- Isn’t acceptance a kind of complacency? Isn’t “letting go” like condoning?
- How do we call on meditation practice when we’ve become fearful, angry and disheartened at the hatefulness and viciousness that is so evident in our society?
I’ve had many waves of anger, fear and aversion in reaction to the harm being perpetrated in our society. In my own practice, it helps to keep starting right where I am, not judging my own reactions, thinking “I shouldn’t feel this.” Rather than trying to let go of these feelings, I often reflect that “this belongs,” it’s the inner weather of the moment. Then I can feel the fear or aversion with acceptance and kindness.

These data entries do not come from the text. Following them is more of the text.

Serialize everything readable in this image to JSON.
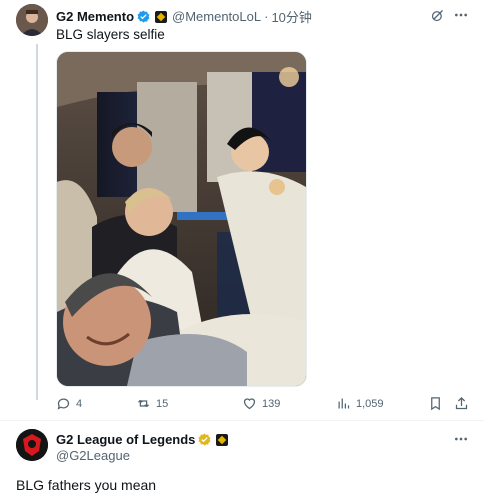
{
  "tweet1": {
    "display_name": "G2 Memento",
    "handle": "@MementoLoL",
    "separator": "·",
    "time": "10分钟",
    "text": "BLG slayers selfie",
    "stats": {
      "replies": "4",
      "retweets": "15",
      "likes": "139",
      "views": "1,059"
    }
  },
  "tweet2": {
    "display_name": "G2 League of Legends",
    "handle": "@G2League",
    "text": "BLG fathers you mean"
  },
  "colors": {
    "verified_blue": "#1d9bf0",
    "verified_gold": "#e2b719",
    "muted": "#536471",
    "g2_red": "#d7181e"
  }
}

Last January at the start of 2017 I stood around a fire pit with my Saturday morning yoga group. Each of us held a piece of paper. On these pieces of paper were things that we wanted to let go of for the new year: fear, discontent, self-deprecating behavior, unhealthy relationships, negative self-talk. Some of the women shared what they were ready to burn up and leave behind. Others kept their intentions to themselves. Only the fire would consume and know everyone’s hopes for how their life would look in 2017.
We are heading into my favorite week of the year.
Thanksgiving is my favorite holiday because it represents everything that is important to me: My family (I just spent a few days with two of my cousins. How deeply meaningful it was to share laughter and connection with them), my kids, my friends, my open table, food, and my faith in this country.
This year, I’ve shared a little bit of my mindful journey with you. I’ve written about how often this journey has been less blissful, more uncomfortable. I’ve shared how the process has felt inauthentic when I’ve slid back into old habits: getting into my head, giving in to melancholy, and hanging on to longing. Those are three things I must hold at arm’s length because they’re not good for me. Today, though, I don’t want to talk about these little bumps in this mindful trek. Instead, I want to talk about how others play a role in our mindfulness.
Wait. What? Isn’t mindful living about connecting with oneself and tapping into our own superpower?
Do you have a bucket list? Five-sensory humans think of physical experiences they want before they die, for example, parachuting, mountain climbing, or going to Paris. The parts of their personalities that originate in fear need experiences like these to make themselves feel valuable. Multisensory humans think of the contributions they can make to others and the world before their souls return to nonphysical reality, for example, tenderness, compassion, patience, and gratitude. The parts of their personalities that originate in love contribute these things continually, and contributing them brings meaning, purpose, and fulfillment to the personality.
The trance of unworthiness is sustained by our aversion to the dragons – the difficult emotions and related behaviors that are a deeply conditioned part of the human experience. In this talk we explore the awakening that is possible as we recognize our reactive patterns and instead of judgment, offer a loving and healing presence (a favorite from the archives).